'Deadly Class' Season 1 review: Syfy's show has all the ingredients to soar, but viewers aren't flocking
The show that premiered with 2.7 million viewers already on board isn't as recognized as it should be, here's why
Syfy's 'Deadly Class,' has all the required ingredients to make a good TV show. As gory as 'Game of Thrones,' as depressing as '13 Reasons Why,' and as high school oriented as the 'Mean Girls,' with King's Dominion bringing feels of Harry Potter's 'Hogwarts,' is a stellar cast, including 'To All The Boys I've Loved Before' alum Lana Condor, and, also, the music is superb, an admirable mix of alt-rock, punk and new wave tunes, incurring massive 1980s nostalgia.
The millennial drama ensures it is a show for all - and coming right out of a graphic comic creation by Rick Remender and Wes Craig, the show already had a cult following. So, now the question is why is 'Deadly Class' not a cult-favorite TV show yet?
More often than not, comic book adaptations have worked amazing as on-screen translations, with the likes of 'Flash', 'Krypton,' and 'Gotham' seeing success, and the point of difference between these shows and Syfy's 'Deadly Class,' has, unfortunately, been flexibility. When news of Rick Remender's involvement with the show first made news, the comic-book fans were overjoyed to know how the show would exactly turn out on screen - and it has, and, that has worked against it.
Leaning too heavily on the graphic novel, the show doesn't necessarily render the same level of enjoyment to TV entertainment. There aren't any flaws to the show, and it reads exactly like a comic, where the coolness is a bit too hip for non-comic book readers to identify with and dialogues don't feel like a conversation.
Viewers have complained very little effort was put into the script as it feels as though it is being read. Last week's episode, titled 'Mirror People,' was one of my favorites so far, and Billy's (Liam James) monologue after getting thoroughly beaten up by his stepfather was very chilling; it provoked a sense of revenge and reduced Marcus Arguello, the protagonist, to tears. The reason why it stood out was because it was a monologue, and I don't recall any other significant dialogues so far, besides this one.
That's one of the reasons 'Deadly Class' hasn't necessarily boomed. It takes a while for the show to have standout moments. Another reason could be because of the premise, but that is still arguable. Not many can be a fan of a high school-based show, abundant in violence.
In the graphic comics, the school students are brandishing guns like there's no tomorrow, and even though the show makers consciously avoided using guns in the series, especially on school premises, they replaced them with lethal darts, as if that is supposed minimize the impact of violence.
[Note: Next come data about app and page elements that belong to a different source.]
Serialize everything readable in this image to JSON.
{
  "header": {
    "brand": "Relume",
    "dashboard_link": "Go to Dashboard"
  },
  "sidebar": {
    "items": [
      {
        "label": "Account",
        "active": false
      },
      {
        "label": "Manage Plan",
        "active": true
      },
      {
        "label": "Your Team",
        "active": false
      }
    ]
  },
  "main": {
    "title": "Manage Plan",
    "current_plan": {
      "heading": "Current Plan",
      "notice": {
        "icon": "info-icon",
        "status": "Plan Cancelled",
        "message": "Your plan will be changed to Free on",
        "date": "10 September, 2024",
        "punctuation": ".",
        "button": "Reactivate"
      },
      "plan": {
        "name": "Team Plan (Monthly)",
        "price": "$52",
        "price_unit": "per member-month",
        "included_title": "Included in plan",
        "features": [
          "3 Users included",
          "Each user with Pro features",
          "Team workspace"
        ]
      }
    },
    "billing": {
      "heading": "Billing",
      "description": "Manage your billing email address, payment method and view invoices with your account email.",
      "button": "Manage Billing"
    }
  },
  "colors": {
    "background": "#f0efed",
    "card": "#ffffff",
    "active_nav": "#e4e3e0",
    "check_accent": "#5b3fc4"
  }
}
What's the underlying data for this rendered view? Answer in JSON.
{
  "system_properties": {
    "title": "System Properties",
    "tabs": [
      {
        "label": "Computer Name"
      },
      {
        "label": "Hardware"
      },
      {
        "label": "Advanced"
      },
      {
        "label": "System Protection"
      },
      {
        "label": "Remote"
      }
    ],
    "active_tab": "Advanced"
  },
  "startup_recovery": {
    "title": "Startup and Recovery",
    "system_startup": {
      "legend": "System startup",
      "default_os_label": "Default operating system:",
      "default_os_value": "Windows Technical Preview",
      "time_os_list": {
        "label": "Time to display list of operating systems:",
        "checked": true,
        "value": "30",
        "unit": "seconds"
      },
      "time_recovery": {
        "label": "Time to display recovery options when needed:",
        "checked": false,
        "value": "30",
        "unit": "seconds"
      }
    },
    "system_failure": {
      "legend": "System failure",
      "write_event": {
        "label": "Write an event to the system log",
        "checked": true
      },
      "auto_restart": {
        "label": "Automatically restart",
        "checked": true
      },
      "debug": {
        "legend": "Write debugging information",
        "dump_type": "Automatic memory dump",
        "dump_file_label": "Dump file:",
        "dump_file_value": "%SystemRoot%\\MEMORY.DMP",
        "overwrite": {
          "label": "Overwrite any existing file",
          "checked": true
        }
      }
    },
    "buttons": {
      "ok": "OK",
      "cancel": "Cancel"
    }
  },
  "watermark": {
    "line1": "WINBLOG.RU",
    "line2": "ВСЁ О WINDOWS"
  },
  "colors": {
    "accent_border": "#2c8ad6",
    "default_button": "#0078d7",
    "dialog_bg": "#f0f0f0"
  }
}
In today's society where gun violence in schools has plagued the nation, watching that being narrated as the premise of a show based in 1980s counter-culture solely for entertainment purpose, isn't a, particularly, welcomed idea.
Talk about the villains too, there are a bit too many, and Chester F**kface Wilson resorts to beastiality and that is explicitly featured as well. Those who takes offense easily might have just switched off the screen and vowed to never watch the show again, possibly. That is why a major viewership, exactly 2.7 million, who viewed the pilot prior to the premiere through various platforms dwindled and the latest episode, which I noted was my favorite, garnered only half a million viewership.
It's not the acting, there's each character to be cherished, the villains among the villains to be despised and insignificant characters too are to be remembered. Fans have questioned why the show they are so in love with hasn't boomed, some pointed it was the network, Syfy, and its limited viewership, others opined on the above points.
But here's the bottomline - 'Deadly Class' isn't for everyone - you can love it, hate it or even ignore it, it's not as impactful as it ought to have been, despite having all the ingredients for a good show, it is forgettable.
On a personal note, I hope the show becomes big, because it is unlike anything else on TV right now. And isn't tomorrow's episode a trip to Vegas? Here's a trailer for 'Saudade.'